▸ **EXERCISE**
Read the records below and report each line in which "powerpoint" occurs.

▸ **Website and app data records**
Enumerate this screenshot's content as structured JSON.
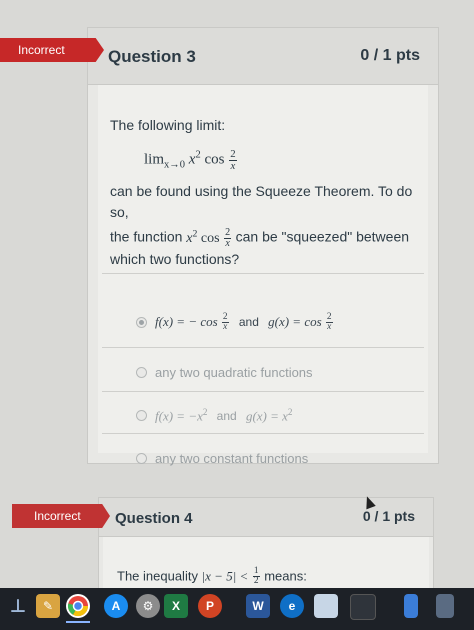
{
  "question3": {
    "badge": "Incorrect",
    "title": "Question 3",
    "points": "0 / 1 pts",
    "prompt_intro": "The following limit:",
    "limit_text": "lim",
    "limit_sub": "x→0",
    "limit_expr_base": "x",
    "limit_expr_exp": "2",
    "limit_cos": "cos",
    "frac_num": "2",
    "frac_den": "x",
    "prompt_body_1": "can be found using the Squeeze Theorem. To do so,",
    "prompt_body_2a": "the function",
    "prompt_body_2b": "can be \"squeezed\" between",
    "prompt_body_3": "which two functions?",
    "answers": [
      {
        "f_label": "f(x) = − cos",
        "and": "and",
        "g_label": "g(x) = cos",
        "selected": true
      },
      {
        "text": "any two quadratic functions",
        "selected": false
      },
      {
        "f_label": "f(x) = −x",
        "f_exp": "2",
        "and": "and",
        "g_label": "g(x) = x",
        "g_exp": "2",
        "selected": false
      },
      {
        "text": "any two constant functions",
        "selected": false
      }
    ]
  },
  "question4": {
    "badge": "Incorrect",
    "title": "Question 4",
    "points": "0 / 1 pts",
    "prompt_start": "The inequality",
    "abs_expr": "|x − 5| <",
    "half_num": "1",
    "half_den": "2",
    "prompt_end": "means:"
  },
  "taskbar": {
    "icons": [
      "pin-icon",
      "paint-icon",
      "chrome-icon",
      "app-store-icon",
      "settings-icon",
      "excel-icon",
      "powerpoint-icon",
      "word-icon",
      "edge-icon",
      "photos-icon",
      "window-icon",
      "finder-icon",
      "trash-icon"
    ],
    "colors": {
      "chrome": "#e8453c",
      "excel": "#1f7a43",
      "powerpoint": "#d14424",
      "word": "#2b579a",
      "edge": "#0f6fc6"
    }
  }
}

▸ **ANSWER SECTION**
      "powerpoint-icon",
      "powerpoint": "#d14424",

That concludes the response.